> [Exercise brief]
Your task is to output all the records below, word for word.

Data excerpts
★ ★ ★

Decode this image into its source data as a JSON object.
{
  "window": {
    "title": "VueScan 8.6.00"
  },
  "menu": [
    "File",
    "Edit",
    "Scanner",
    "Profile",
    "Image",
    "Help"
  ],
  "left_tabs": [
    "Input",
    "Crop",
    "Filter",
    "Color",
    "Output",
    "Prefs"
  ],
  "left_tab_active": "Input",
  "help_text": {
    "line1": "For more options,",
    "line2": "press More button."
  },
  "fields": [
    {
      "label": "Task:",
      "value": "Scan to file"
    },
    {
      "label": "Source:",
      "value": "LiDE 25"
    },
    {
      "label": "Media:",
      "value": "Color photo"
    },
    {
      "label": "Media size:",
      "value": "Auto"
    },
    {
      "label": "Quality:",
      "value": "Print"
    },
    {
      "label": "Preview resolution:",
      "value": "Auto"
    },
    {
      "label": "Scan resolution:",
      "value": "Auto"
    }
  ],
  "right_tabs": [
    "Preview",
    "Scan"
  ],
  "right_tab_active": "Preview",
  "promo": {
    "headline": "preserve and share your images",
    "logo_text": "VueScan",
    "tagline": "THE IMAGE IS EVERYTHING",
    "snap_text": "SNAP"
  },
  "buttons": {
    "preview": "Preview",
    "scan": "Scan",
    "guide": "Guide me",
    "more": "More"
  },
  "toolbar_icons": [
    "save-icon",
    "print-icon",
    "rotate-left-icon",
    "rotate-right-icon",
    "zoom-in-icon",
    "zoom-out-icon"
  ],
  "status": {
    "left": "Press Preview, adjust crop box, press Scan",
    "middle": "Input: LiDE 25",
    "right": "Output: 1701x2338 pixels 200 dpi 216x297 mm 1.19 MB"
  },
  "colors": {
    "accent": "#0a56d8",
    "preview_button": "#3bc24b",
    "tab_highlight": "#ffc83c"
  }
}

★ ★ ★

> [Answer section]
Decode this image into its source data as a JSON object.
{
  "window": {
    "title": "VueScan 8.6.00"
  },
  "menu": [
    "File",
    "Edit",
    "Scanner",
    "Profile",
    "Image",
    "Help"
  ],
  "left_tabs": [
    "Input",
    "Crop",
    "Filter",
    "Color",
    "Output",
    "Prefs"
  ],
  "left_tab_active": "Input",
  "help_text": {
    "line1": "For more options,",
    "line2": "press More button."
  },
  "fields": [
    {
      "label": "Task:",
      "value": "Scan to file"
    },
    {
      "label": "Source:",
      "value": "LiDE 25"
    },
    {
      "label": "Media:",
      "value": "Color photo"
    },
    {
      "label": "Media size:",
      "value": "Auto"
    },
    {
      "label": "Quality:",
      "value": "Print"
    },
    {
      "label": "Preview resolution:",
      "value": "Auto"
    },
    {
      "label": "Scan resolution:",
      "value": "Auto"
    }
  ],
  "right_tabs": [
    "Preview",
    "Scan"
  ],
  "right_tab_active": "Preview",
  "promo": {
    "headline": "preserve and share your images",
    "logo_text": "VueScan",
    "tagline": "THE IMAGE IS EVERYTHING",
    "snap_text": "SNAP"
  },
  "buttons": {
    "preview": "Preview",
    "scan": "Scan",
    "guide": "Guide me",
    "more": "More"
  },
  "toolbar_icons": [
    "save-icon",
    "print-icon",
    "rotate-left-icon",
    "rotate-right-icon",
    "zoom-in-icon",
    "zoom-out-icon"
  ],
  "status": {
    "left": "Press Preview, adjust crop box, press Scan",
    "middle": "Input: LiDE 25",
    "right": "Output: 1701x2338 pixels 200 dpi 216x297 mm 1.19 MB"
  },
  "colors": {
    "accent": "#0a56d8",
    "preview_button": "#3bc24b",
    "tab_highlight": "#ffc83c"
  }
}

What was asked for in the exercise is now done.